▸ **Work instructions**
Check each line of the records below for the word "legal" and copy those where it appears.

★ ★ ★ ★ ★

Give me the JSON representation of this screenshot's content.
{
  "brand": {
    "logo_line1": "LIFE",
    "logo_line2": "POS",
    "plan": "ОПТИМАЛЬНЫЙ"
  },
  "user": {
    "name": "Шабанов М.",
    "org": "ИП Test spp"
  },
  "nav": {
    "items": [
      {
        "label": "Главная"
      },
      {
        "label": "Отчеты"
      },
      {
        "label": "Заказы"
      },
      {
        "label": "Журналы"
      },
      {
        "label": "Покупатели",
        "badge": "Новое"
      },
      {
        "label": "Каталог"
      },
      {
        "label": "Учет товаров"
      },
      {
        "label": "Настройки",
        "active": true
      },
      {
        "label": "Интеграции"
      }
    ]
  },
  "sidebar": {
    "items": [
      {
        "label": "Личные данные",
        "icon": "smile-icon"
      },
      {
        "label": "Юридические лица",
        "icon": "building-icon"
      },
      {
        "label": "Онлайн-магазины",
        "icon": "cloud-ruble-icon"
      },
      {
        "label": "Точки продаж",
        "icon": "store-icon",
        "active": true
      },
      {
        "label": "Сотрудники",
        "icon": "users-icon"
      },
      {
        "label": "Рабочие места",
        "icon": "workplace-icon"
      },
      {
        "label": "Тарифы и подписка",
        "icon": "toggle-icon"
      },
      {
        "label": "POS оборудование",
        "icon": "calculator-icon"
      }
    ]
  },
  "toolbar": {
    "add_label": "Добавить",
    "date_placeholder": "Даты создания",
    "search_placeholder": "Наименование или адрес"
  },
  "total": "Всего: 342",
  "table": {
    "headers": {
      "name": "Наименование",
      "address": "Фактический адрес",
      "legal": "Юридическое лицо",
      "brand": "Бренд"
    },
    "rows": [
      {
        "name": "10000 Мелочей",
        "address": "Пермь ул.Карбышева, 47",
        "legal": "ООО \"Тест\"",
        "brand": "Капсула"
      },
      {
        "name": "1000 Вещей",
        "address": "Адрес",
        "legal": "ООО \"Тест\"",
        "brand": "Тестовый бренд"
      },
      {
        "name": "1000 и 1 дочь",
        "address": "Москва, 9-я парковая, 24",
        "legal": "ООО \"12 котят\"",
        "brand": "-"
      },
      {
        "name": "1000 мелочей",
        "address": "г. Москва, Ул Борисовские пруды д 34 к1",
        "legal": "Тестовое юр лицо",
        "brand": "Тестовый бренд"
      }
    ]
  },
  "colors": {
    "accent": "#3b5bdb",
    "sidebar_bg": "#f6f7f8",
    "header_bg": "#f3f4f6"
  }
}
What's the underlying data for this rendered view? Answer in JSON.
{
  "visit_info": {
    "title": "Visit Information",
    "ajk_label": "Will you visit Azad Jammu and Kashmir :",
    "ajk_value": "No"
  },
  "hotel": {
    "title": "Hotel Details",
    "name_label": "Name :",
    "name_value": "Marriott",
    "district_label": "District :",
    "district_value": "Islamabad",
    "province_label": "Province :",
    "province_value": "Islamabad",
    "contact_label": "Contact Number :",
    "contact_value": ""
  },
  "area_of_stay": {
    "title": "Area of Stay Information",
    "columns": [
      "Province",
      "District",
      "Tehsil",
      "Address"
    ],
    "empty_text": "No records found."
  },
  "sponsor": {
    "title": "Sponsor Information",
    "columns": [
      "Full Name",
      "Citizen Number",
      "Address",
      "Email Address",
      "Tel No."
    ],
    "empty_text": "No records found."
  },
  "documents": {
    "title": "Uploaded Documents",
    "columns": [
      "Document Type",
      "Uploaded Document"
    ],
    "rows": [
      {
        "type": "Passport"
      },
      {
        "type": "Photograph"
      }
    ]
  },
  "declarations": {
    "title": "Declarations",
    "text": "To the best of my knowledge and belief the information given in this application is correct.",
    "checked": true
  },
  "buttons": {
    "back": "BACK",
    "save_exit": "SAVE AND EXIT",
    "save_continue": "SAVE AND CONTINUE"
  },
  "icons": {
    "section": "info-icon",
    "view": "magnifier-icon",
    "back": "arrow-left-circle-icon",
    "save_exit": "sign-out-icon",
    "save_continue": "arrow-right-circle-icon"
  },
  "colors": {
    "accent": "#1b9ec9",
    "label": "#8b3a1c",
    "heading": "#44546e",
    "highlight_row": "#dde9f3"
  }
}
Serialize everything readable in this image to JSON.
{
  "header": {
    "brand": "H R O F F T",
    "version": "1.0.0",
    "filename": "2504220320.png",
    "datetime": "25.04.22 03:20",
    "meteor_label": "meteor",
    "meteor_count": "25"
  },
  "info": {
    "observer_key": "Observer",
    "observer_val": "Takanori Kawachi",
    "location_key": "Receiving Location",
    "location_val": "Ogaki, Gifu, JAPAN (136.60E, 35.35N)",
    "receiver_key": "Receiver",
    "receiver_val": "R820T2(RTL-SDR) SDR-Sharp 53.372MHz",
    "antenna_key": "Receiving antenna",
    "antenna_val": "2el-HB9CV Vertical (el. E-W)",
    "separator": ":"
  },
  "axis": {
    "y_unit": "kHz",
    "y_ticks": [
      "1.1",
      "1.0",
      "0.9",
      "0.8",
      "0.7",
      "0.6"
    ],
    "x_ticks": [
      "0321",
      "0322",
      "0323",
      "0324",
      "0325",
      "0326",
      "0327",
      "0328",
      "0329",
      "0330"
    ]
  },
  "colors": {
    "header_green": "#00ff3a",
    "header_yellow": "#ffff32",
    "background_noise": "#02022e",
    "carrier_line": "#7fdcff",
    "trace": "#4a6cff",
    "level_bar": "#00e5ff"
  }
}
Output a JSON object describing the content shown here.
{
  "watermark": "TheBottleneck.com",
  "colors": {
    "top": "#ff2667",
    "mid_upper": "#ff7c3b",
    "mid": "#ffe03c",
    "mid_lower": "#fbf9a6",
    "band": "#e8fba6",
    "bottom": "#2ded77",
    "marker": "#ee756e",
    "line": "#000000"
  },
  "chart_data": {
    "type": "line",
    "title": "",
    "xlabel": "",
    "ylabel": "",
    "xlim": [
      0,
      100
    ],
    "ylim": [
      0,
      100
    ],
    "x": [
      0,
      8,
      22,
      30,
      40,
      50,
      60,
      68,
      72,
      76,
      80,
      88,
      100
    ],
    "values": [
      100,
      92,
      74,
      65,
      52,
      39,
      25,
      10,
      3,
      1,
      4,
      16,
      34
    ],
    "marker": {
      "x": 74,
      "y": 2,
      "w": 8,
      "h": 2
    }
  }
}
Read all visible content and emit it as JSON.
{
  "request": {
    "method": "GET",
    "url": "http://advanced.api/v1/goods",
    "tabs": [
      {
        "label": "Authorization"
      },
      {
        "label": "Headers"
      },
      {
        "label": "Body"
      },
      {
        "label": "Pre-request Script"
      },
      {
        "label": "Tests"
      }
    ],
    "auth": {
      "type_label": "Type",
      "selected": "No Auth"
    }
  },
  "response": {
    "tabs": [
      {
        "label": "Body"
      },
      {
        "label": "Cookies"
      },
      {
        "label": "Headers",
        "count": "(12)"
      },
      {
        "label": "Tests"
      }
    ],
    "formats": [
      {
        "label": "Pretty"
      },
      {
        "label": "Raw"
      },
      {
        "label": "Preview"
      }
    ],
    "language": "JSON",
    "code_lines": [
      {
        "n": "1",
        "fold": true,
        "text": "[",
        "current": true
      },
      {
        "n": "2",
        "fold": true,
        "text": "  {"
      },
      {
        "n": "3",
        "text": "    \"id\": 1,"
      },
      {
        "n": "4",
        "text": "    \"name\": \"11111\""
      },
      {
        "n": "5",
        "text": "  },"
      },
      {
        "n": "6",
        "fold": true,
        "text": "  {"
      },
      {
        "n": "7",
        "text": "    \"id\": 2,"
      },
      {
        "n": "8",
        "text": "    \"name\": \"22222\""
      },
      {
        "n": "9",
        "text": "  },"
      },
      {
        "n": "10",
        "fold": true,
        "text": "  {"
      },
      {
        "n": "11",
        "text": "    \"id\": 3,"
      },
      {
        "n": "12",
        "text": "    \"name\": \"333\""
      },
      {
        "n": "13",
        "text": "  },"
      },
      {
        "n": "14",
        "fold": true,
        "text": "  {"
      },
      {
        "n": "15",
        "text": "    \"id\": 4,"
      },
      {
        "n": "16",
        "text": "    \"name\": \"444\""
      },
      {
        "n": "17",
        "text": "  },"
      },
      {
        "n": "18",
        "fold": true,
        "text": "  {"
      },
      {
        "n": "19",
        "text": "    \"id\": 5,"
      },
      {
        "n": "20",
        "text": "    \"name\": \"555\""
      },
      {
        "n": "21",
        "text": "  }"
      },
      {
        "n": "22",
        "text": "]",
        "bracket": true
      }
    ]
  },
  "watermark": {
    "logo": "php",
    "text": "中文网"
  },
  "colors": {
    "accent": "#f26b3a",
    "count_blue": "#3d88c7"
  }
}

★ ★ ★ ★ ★

▸ **Exercise result**
      "legal": "Юридическое лицо",
        "legal": "ООО \"Тест\"",
        "legal": "ООО \"Тест\"",
        "legal": "ООО \"12 котят\"",
        "legal": "Тестовое юр лицо",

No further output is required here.